How to complete this task: Set down every entry exactly as given. Pictures are to be left out.

Input records:

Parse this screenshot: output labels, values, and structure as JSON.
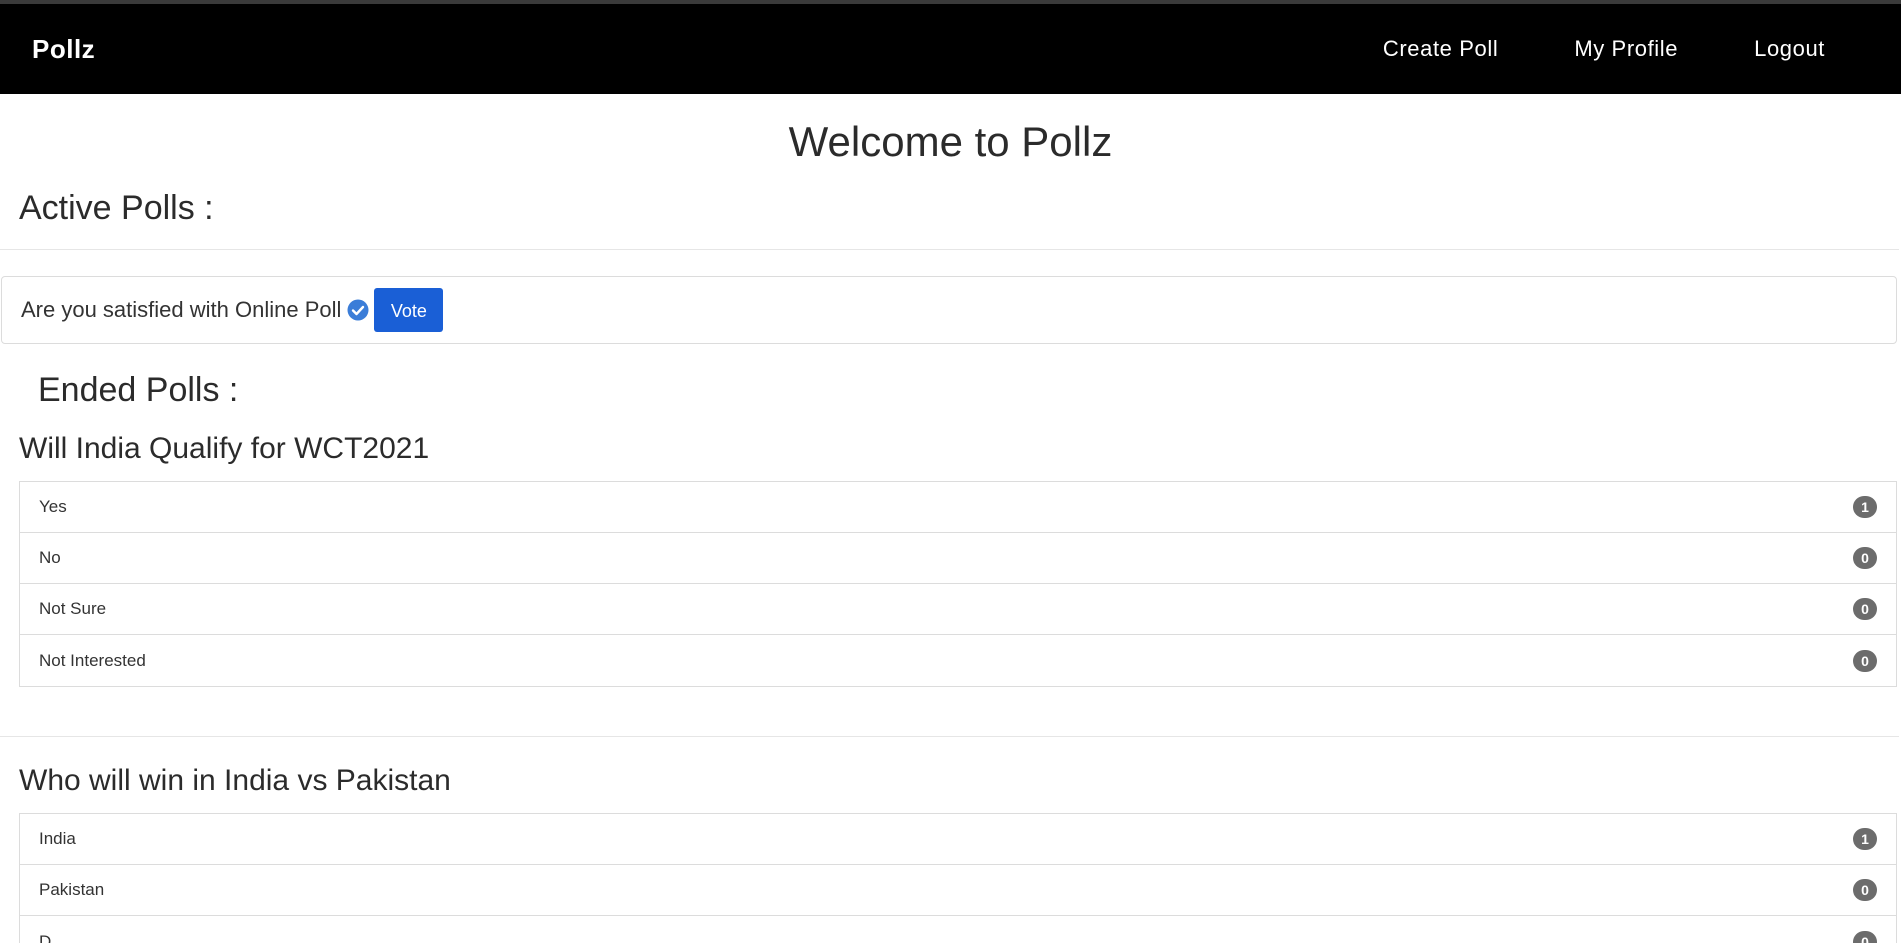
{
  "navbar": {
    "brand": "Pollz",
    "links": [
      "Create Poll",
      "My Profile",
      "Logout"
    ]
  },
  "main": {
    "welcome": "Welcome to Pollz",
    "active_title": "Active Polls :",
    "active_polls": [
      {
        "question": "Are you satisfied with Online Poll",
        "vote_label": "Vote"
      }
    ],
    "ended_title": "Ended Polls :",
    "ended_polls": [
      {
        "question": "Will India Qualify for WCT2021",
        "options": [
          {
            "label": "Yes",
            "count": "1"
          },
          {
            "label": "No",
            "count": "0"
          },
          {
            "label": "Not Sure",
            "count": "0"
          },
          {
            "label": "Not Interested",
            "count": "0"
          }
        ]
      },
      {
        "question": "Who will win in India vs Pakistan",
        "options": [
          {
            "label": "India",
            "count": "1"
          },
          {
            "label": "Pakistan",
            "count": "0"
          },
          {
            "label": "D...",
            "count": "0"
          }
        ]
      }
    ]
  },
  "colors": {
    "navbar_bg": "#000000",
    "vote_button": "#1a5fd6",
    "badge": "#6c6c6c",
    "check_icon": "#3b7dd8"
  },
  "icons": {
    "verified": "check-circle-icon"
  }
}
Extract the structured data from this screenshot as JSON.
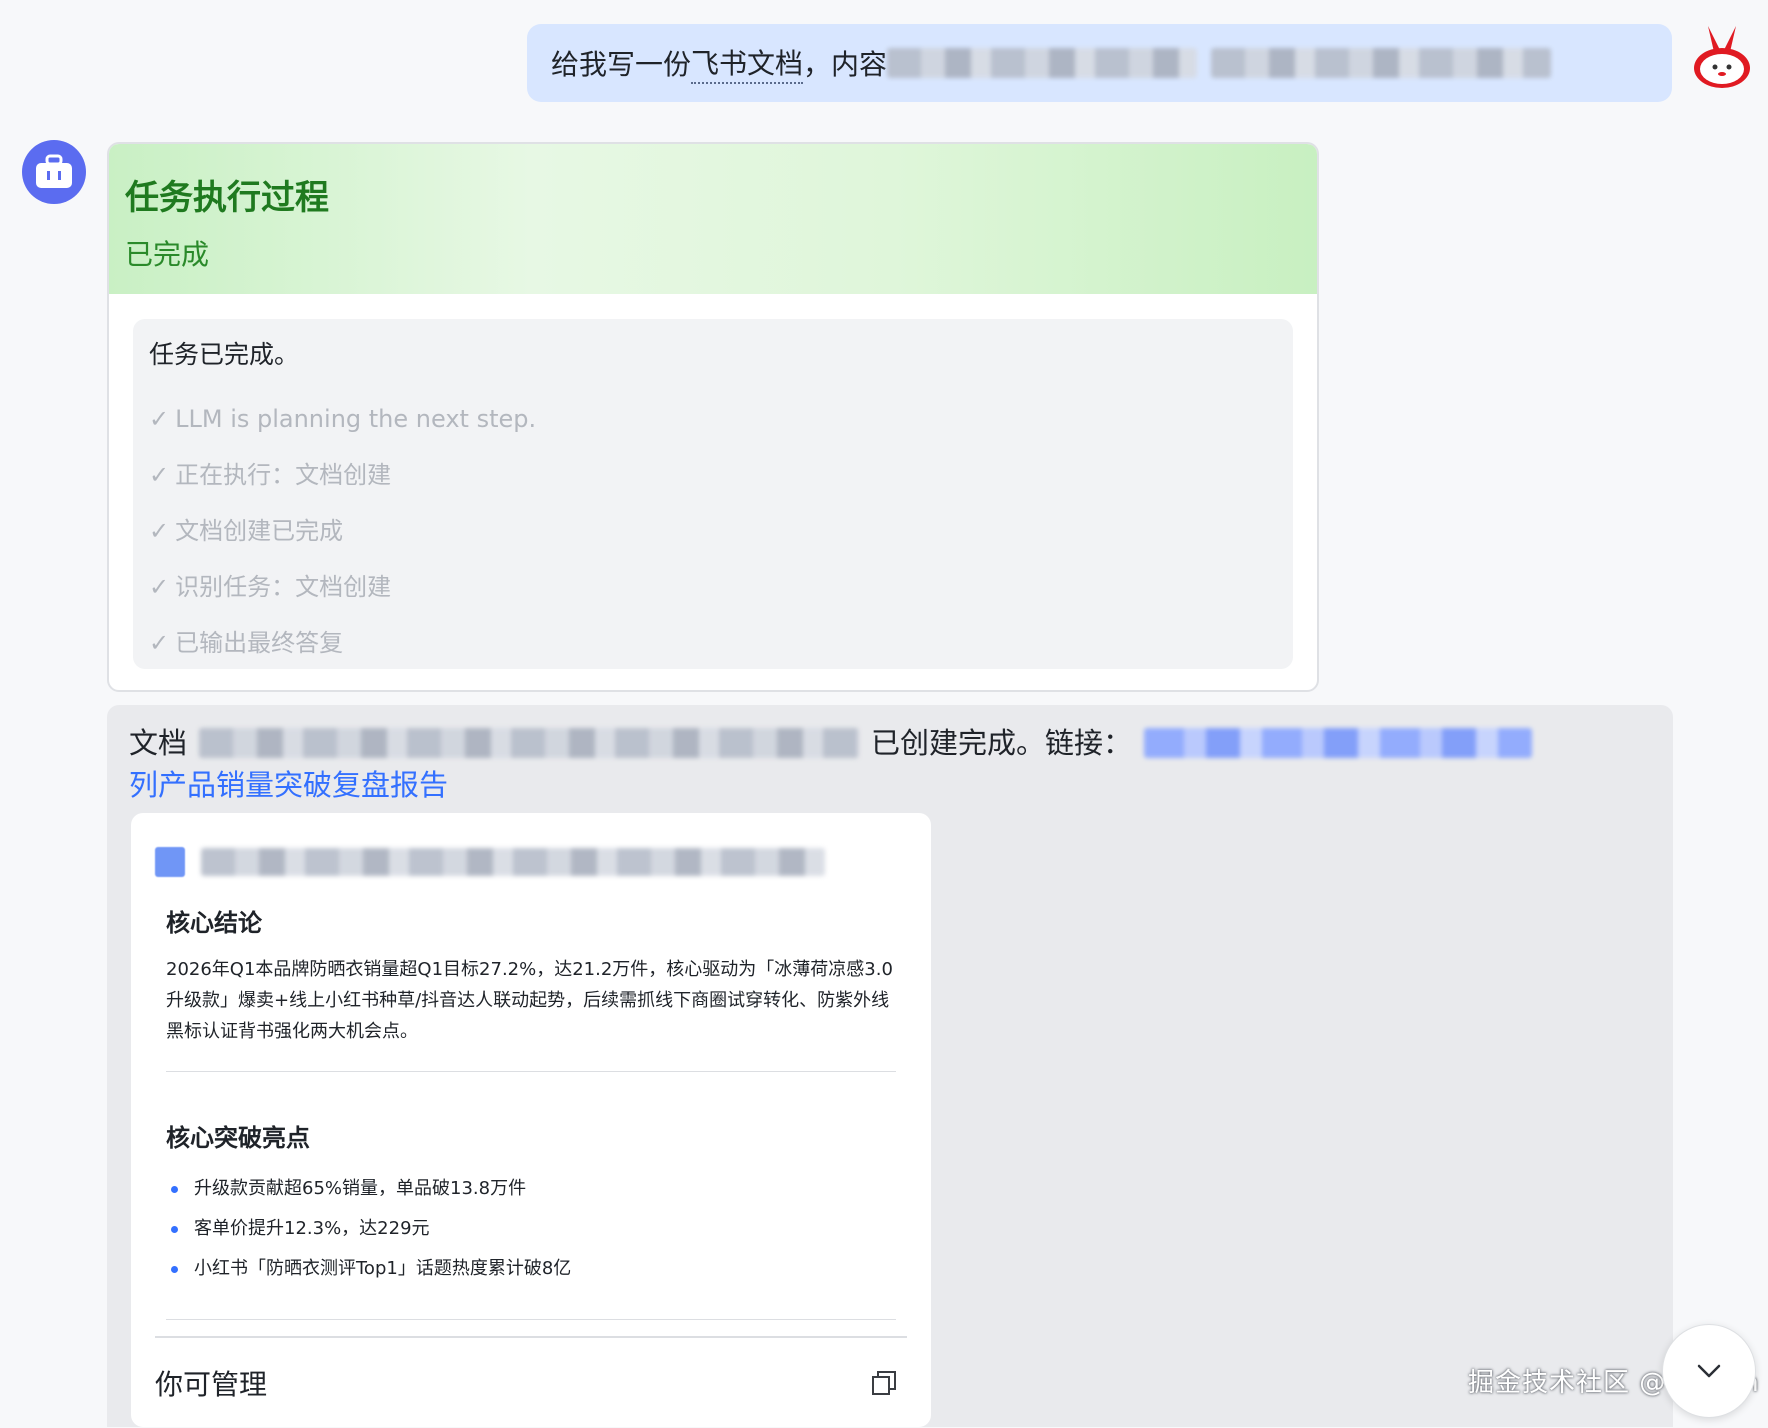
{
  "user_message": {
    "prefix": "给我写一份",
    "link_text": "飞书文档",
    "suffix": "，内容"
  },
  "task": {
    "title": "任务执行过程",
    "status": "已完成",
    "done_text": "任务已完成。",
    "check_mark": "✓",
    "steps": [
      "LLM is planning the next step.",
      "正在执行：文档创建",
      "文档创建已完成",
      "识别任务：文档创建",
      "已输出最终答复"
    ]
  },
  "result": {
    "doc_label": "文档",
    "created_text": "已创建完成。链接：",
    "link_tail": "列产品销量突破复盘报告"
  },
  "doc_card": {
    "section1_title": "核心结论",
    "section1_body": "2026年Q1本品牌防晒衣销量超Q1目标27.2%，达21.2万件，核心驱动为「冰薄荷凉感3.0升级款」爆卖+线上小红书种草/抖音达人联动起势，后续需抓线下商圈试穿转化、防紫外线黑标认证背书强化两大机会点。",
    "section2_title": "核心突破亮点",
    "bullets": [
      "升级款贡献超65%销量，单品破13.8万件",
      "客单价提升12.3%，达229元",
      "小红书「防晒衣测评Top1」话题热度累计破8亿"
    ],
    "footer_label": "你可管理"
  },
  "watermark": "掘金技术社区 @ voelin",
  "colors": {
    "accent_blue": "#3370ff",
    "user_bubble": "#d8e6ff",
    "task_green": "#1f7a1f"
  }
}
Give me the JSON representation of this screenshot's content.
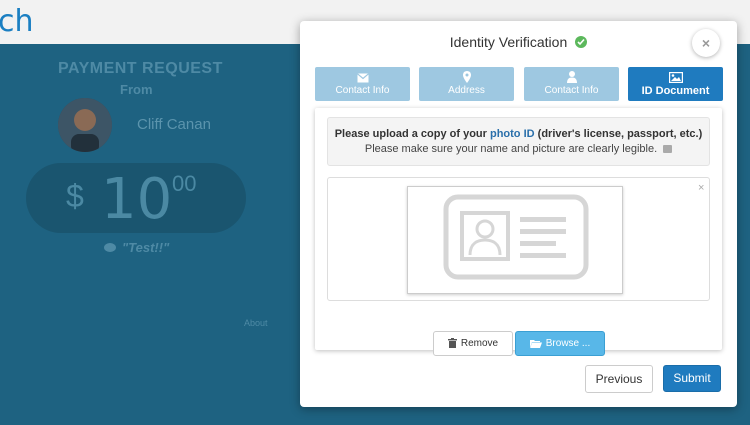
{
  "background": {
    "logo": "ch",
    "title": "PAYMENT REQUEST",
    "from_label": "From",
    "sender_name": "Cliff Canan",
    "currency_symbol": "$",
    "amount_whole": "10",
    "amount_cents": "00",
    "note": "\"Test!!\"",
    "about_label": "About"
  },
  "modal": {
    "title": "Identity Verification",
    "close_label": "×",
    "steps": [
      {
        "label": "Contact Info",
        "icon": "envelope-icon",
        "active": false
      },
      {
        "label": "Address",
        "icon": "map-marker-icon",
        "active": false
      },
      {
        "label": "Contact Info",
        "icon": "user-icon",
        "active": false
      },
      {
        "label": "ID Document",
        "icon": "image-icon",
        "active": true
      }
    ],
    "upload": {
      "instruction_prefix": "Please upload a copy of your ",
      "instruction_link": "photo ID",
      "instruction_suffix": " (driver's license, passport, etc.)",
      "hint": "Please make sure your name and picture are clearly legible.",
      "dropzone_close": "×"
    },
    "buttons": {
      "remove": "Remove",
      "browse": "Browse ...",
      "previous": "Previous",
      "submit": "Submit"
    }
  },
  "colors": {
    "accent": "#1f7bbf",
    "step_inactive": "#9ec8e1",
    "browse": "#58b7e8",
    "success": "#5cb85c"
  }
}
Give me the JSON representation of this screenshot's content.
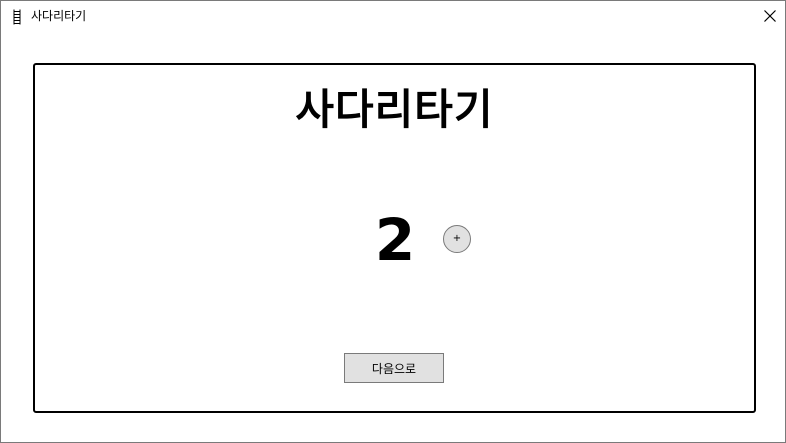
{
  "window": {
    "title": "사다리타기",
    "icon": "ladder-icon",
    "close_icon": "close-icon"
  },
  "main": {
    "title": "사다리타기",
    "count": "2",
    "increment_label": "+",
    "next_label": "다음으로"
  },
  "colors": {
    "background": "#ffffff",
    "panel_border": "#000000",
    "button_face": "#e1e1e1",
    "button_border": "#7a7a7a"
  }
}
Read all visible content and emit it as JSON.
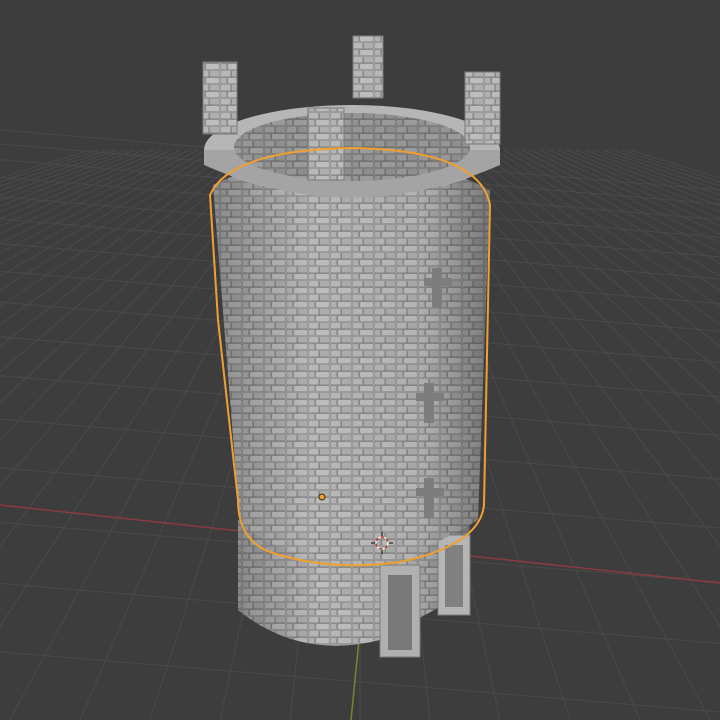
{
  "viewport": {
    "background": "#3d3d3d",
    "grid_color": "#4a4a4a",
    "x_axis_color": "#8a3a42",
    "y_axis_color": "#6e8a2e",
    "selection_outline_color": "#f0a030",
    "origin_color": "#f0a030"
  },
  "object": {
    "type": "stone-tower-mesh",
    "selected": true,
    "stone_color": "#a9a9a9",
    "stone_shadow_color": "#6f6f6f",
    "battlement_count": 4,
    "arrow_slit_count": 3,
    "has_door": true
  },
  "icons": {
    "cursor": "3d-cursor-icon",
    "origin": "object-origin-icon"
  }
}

Written solution:
Parse this screenshot: output labels, values, and structure as JSON.
{
  "navbar": {
    "brand": "Pollz",
    "links": [
      "Create Poll",
      "My Profile",
      "Logout"
    ]
  },
  "main": {
    "welcome": "Welcome to Pollz",
    "active_title": "Active Polls :",
    "active_polls": [
      {
        "question": "Are you satisfied with Online Poll",
        "vote_label": "Vote"
      }
    ],
    "ended_title": "Ended Polls :",
    "ended_polls": [
      {
        "question": "Will India Qualify for WCT2021",
        "options": [
          {
            "label": "Yes",
            "count": "1"
          },
          {
            "label": "No",
            "count": "0"
          },
          {
            "label": "Not Sure",
            "count": "0"
          },
          {
            "label": "Not Interested",
            "count": "0"
          }
        ]
      },
      {
        "question": "Who will win in India vs Pakistan",
        "options": [
          {
            "label": "India",
            "count": "1"
          },
          {
            "label": "Pakistan",
            "count": "0"
          },
          {
            "label": "D...",
            "count": "0"
          }
        ]
      }
    ]
  },
  "colors": {
    "navbar_bg": "#000000",
    "vote_button": "#1a5fd6",
    "badge": "#6c6c6c",
    "check_icon": "#3b7dd8"
  },
  "icons": {
    "verified": "check-circle-icon"
  }
}
Extract the structured data from this screenshot as JSON.
{
  "user_message": {
    "prefix": "给我写一份",
    "link_text": "飞书文档",
    "suffix": "，内容"
  },
  "task": {
    "title": "任务执行过程",
    "status": "已完成",
    "done_text": "任务已完成。",
    "check_mark": "✓",
    "steps": [
      "LLM is planning the next step.",
      "正在执行：文档创建",
      "文档创建已完成",
      "识别任务：文档创建",
      "已输出最终答复"
    ]
  },
  "result": {
    "doc_label": "文档",
    "created_text": "已创建完成。链接：",
    "link_tail": "列产品销量突破复盘报告"
  },
  "doc_card": {
    "section1_title": "核心结论",
    "section1_body": "2026年Q1本品牌防晒衣销量超Q1目标27.2%，达21.2万件，核心驱动为「冰薄荷凉感3.0升级款」爆卖+线上小红书种草/抖音达人联动起势，后续需抓线下商圈试穿转化、防紫外线黑标认证背书强化两大机会点。",
    "section2_title": "核心突破亮点",
    "bullets": [
      "升级款贡献超65%销量，单品破13.8万件",
      "客单价提升12.3%，达229元",
      "小红书「防晒衣测评Top1」话题热度累计破8亿"
    ],
    "footer_label": "你可管理"
  },
  "watermark": "掘金技术社区 @ voelin",
  "colors": {
    "accent_blue": "#3370ff",
    "user_bubble": "#d8e6ff",
    "task_green": "#1f7a1f"
  }
}
Give me the JSON representation of this screenshot's content.
{
  "background": {
    "logo": "ch",
    "title": "PAYMENT REQUEST",
    "from_label": "From",
    "sender_name": "Cliff Canan",
    "currency_symbol": "$",
    "amount_whole": "10",
    "amount_cents": "00",
    "note": "\"Test!!\"",
    "about_label": "About"
  },
  "modal": {
    "title": "Identity Verification",
    "close_label": "×",
    "steps": [
      {
        "label": "Contact Info",
        "icon": "envelope-icon",
        "active": false
      },
      {
        "label": "Address",
        "icon": "map-marker-icon",
        "active": false
      },
      {
        "label": "Contact Info",
        "icon": "user-icon",
        "active": false
      },
      {
        "label": "ID Document",
        "icon": "image-icon",
        "active": true
      }
    ],
    "upload": {
      "instruction_prefix": "Please upload a copy of your ",
      "instruction_link": "photo ID",
      "instruction_suffix": " (driver's license, passport, etc.)",
      "hint": "Please make sure your name and picture are clearly legible.",
      "dropzone_close": "×"
    },
    "buttons": {
      "remove": "Remove",
      "browse": "Browse ...",
      "previous": "Previous",
      "submit": "Submit"
    }
  },
  "colors": {
    "accent": "#1f7bbf",
    "step_inactive": "#9ec8e1",
    "browse": "#58b7e8",
    "success": "#5cb85c"
  }
}
Give me the JSON representation of this screenshot's content.
{
  "window": {
    "title": "사다리타기",
    "icon": "ladder-icon",
    "close_icon": "close-icon"
  },
  "main": {
    "title": "사다리타기",
    "count": "2",
    "increment_label": "+",
    "next_label": "다음으로"
  },
  "colors": {
    "background": "#ffffff",
    "panel_border": "#000000",
    "button_face": "#e1e1e1",
    "button_border": "#7a7a7a"
  }
}
Read all visible content and emit it as JSON.
{
  "viewport": {
    "background": "#3d3d3d",
    "grid_color": "#4a4a4a",
    "x_axis_color": "#8a3a42",
    "y_axis_color": "#6e8a2e",
    "selection_outline_color": "#f0a030",
    "origin_color": "#f0a030"
  },
  "object": {
    "type": "stone-tower-mesh",
    "selected": true,
    "stone_color": "#a9a9a9",
    "stone_shadow_color": "#6f6f6f",
    "battlement_count": 4,
    "arrow_slit_count": 3,
    "has_door": true
  },
  "icons": {
    "cursor": "3d-cursor-icon",
    "origin": "object-origin-icon"
  }
}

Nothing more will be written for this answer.